◆ **Exercise aim**:
What is needed is a word-for-word restatement of all the entries.

▬▬▬▬▬▬

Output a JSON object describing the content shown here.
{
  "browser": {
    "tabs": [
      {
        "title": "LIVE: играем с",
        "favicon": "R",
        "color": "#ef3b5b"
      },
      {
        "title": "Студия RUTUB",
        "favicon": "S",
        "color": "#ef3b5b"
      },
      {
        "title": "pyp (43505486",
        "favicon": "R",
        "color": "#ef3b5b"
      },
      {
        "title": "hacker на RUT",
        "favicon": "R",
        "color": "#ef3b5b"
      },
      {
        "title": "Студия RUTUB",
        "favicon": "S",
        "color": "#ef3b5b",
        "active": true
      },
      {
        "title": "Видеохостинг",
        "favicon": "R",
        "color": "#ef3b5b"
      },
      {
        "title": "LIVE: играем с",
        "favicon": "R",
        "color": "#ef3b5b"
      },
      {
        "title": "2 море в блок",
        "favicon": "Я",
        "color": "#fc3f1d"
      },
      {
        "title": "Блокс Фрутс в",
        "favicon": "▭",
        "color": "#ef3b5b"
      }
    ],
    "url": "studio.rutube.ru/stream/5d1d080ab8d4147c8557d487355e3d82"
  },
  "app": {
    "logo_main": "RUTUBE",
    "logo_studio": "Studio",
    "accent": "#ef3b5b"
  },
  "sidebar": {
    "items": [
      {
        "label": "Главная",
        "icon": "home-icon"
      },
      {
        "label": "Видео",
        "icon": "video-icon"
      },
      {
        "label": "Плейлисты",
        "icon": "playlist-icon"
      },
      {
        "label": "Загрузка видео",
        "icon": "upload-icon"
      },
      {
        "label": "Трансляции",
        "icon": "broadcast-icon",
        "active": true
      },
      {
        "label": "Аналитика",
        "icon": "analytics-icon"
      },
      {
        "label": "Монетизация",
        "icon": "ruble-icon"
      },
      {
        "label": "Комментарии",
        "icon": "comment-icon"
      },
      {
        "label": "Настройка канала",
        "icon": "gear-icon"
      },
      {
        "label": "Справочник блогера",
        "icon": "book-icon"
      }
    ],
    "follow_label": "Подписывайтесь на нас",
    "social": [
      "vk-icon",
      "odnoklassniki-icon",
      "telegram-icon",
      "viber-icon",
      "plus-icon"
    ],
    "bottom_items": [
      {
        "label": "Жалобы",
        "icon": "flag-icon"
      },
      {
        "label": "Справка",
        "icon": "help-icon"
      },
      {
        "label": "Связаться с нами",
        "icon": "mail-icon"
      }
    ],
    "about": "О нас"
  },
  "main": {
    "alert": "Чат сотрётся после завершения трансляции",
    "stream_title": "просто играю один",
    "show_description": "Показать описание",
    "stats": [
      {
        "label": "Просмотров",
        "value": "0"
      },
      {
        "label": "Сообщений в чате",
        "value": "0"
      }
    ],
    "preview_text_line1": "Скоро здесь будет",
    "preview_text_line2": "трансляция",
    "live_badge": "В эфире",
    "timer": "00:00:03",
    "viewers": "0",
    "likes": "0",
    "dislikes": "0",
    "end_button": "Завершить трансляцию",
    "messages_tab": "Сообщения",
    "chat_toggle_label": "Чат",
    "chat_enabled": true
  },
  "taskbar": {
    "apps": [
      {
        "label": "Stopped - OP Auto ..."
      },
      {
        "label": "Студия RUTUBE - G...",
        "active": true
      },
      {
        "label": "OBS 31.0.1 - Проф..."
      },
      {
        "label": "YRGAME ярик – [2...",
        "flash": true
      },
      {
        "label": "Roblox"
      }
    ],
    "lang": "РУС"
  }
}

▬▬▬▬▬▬

◆ **Reply to the task**:
Output a JSON object describing the content shown here.
{
  "browser": {
    "tabs": [
      {
        "title": "LIVE: играем с",
        "favicon": "R",
        "color": "#ef3b5b"
      },
      {
        "title": "Студия RUTUB",
        "favicon": "S",
        "color": "#ef3b5b"
      },
      {
        "title": "pyp (43505486",
        "favicon": "R",
        "color": "#ef3b5b"
      },
      {
        "title": "hacker на RUT",
        "favicon": "R",
        "color": "#ef3b5b"
      },
      {
        "title": "Студия RUTUB",
        "favicon": "S",
        "color": "#ef3b5b",
        "active": true
      },
      {
        "title": "Видеохостинг",
        "favicon": "R",
        "color": "#ef3b5b"
      },
      {
        "title": "LIVE: играем с",
        "favicon": "R",
        "color": "#ef3b5b"
      },
      {
        "title": "2 море в блок",
        "favicon": "Я",
        "color": "#fc3f1d"
      },
      {
        "title": "Блокс Фрутс в",
        "favicon": "▭",
        "color": "#ef3b5b"
      }
    ],
    "url": "studio.rutube.ru/stream/5d1d080ab8d4147c8557d487355e3d82"
  },
  "app": {
    "logo_main": "RUTUBE",
    "logo_studio": "Studio",
    "accent": "#ef3b5b"
  },
  "sidebar": {
    "items": [
      {
        "label": "Главная",
        "icon": "home-icon"
      },
      {
        "label": "Видео",
        "icon": "video-icon"
      },
      {
        "label": "Плейлисты",
        "icon": "playlist-icon"
      },
      {
        "label": "Загрузка видео",
        "icon": "upload-icon"
      },
      {
        "label": "Трансляции",
        "icon": "broadcast-icon",
        "active": true
      },
      {
        "label": "Аналитика",
        "icon": "analytics-icon"
      },
      {
        "label": "Монетизация",
        "icon": "ruble-icon"
      },
      {
        "label": "Комментарии",
        "icon": "comment-icon"
      },
      {
        "label": "Настройка канала",
        "icon": "gear-icon"
      },
      {
        "label": "Справочник блогера",
        "icon": "book-icon"
      }
    ],
    "follow_label": "Подписывайтесь на нас",
    "social": [
      "vk-icon",
      "odnoklassniki-icon",
      "telegram-icon",
      "viber-icon",
      "plus-icon"
    ],
    "bottom_items": [
      {
        "label": "Жалобы",
        "icon": "flag-icon"
      },
      {
        "label": "Справка",
        "icon": "help-icon"
      },
      {
        "label": "Связаться с нами",
        "icon": "mail-icon"
      }
    ],
    "about": "О нас"
  },
  "main": {
    "alert": "Чат сотрётся после завершения трансляции",
    "stream_title": "просто играю один",
    "show_description": "Показать описание",
    "stats": [
      {
        "label": "Просмотров",
        "value": "0"
      },
      {
        "label": "Сообщений в чате",
        "value": "0"
      }
    ],
    "preview_text_line1": "Скоро здесь будет",
    "preview_text_line2": "трансляция",
    "live_badge": "В эфире",
    "timer": "00:00:03",
    "viewers": "0",
    "likes": "0",
    "dislikes": "0",
    "end_button": "Завершить трансляцию",
    "messages_tab": "Сообщения",
    "chat_toggle_label": "Чат",
    "chat_enabled": true
  },
  "taskbar": {
    "apps": [
      {
        "label": "Stopped - OP Auto ..."
      },
      {
        "label": "Студия RUTUBE - G...",
        "active": true
      },
      {
        "label": "OBS 31.0.1 - Проф..."
      },
      {
        "label": "YRGAME ярик – [2...",
        "flash": true
      },
      {
        "label": "Roblox"
      }
    ],
    "lang": "РУС"
  }
}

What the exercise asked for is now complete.